Nine out of ten Americans mistakenly believe that discrimination based on sexual orientation is already banned, but in fact employees in 29 states are not protected against discrimination based on sexual orientation. 37 states offer no protections for transgender employees.
Louisiana's House Committee sustained its position on that list this week when it rejected a ban on discrimination of state government employees based on their sexual orientation or gender identity.
The 6-3 vote in the Louisiana House and Governmental Affairs committee shelved a bill proposed by Rep. Austin Badon (D-New Orleans) that would ban all state employers from discriminating, firing, harassing, or demoting any employees on the grounds of their sexual orientation. Rep. Badon has presented similar measures in years past that have all failed in the House.
"I'm a Christian. I read the Bible. I believe the word. But I don't dare judge my fellow man ... In 2013 America, we should not condone, tolerate or exacerbate discrimination," a frustrated Rep. Badon told the press. His bill would have offered discrimination protection to LGBT state employees similar to existing protections for race, religion, national ancestry, age, sex or disability.

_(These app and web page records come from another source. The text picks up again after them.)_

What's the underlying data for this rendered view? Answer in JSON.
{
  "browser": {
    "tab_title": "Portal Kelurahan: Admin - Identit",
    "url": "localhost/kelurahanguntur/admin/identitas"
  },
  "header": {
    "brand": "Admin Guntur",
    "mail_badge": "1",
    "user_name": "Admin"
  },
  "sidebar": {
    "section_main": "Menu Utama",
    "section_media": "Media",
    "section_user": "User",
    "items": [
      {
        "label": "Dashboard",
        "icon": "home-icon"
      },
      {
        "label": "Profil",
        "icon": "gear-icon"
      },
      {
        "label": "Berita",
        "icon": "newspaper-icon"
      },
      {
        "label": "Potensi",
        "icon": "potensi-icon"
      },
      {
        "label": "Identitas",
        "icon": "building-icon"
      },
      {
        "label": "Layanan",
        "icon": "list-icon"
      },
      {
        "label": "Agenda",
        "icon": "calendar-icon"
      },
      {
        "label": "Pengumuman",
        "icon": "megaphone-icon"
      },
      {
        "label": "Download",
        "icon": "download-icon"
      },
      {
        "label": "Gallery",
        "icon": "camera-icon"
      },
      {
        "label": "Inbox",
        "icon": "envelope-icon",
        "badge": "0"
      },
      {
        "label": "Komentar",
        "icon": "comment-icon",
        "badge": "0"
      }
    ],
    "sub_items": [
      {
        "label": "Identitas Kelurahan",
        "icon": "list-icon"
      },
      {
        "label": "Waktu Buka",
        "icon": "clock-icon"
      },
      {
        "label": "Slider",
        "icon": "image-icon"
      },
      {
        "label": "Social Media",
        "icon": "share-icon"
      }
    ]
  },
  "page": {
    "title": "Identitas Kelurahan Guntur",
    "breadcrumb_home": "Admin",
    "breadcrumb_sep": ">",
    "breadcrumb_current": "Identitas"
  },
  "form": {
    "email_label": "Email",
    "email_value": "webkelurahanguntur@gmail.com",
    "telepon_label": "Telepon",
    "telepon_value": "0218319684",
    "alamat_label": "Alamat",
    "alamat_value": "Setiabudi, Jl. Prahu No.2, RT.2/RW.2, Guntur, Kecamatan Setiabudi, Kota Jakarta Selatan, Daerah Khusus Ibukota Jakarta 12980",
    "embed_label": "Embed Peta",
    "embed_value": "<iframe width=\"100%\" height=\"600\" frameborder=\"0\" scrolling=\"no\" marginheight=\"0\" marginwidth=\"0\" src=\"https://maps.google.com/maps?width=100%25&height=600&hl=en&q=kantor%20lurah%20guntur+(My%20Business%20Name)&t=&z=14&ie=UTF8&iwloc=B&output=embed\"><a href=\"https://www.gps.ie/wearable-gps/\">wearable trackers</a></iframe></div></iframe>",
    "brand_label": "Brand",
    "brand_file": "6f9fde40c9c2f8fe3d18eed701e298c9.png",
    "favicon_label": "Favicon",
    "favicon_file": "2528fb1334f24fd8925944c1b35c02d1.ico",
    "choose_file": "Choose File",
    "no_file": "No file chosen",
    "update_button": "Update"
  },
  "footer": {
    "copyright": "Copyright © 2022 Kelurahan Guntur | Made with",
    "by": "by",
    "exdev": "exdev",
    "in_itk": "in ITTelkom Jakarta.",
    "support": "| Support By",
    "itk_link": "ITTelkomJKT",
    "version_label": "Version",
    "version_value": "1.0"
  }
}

Opponents of Rep. Badon's bill claimed that expanding the protects for LGBT state government employees would "advance a sexual politics agenda" and that existing state laws adequately protect employees.
According to influential Rev. Dale Hoffpauir, a Lafayette church pastor and chief operating officer of the conservative Louisiana Family Forum, the proposal "does not remedy an existing problem, and it opens the gate for potential contentious and expensive litigation."
Hoffpauir believes that people don't choose their race or gender, but can choose to leave the "gay lifestyle."
Studies have already shown that workforce discrimination and harassment against gay and transgender employees is inordinately high. Any where from 15-43% of LGBT employees report that they have experienced some kind of discrimination or harassment in their workplace, and a disturbingly high 90% of transgender employees report the same.
Congress is working on a federal solution for this problem even if it comes embarrassingly late. On Thursday, a uniquely bipartisan bill titled Employment Non-Discrimination Act (ENDA) of 2013 was reintroduced for the 9th time since 1994 to ban discrimination based on sexual orientation or gender identity across the board.
Businesses with fewer than 15 employees would be exempt from this regulation, but this would provide a huge step forward for LGBT employees across the country. Democrat Rep. Jared Polis (D-Colo.), one of the co-sponsors of the House bill, summarized the increased bipartisan support for this issue:
"Dedicated individuals should be judged based on their work, nothing more and nothing less. I am proud to reintroduce the Employment Non-Discrimination Act (ENDA) with [Republican] Representative Ros-Lehtinen and so many of our colleagues in the House of Representatives. We will work together to see the federal workplace protections in the Employment Non-Discrimination Act passed into law."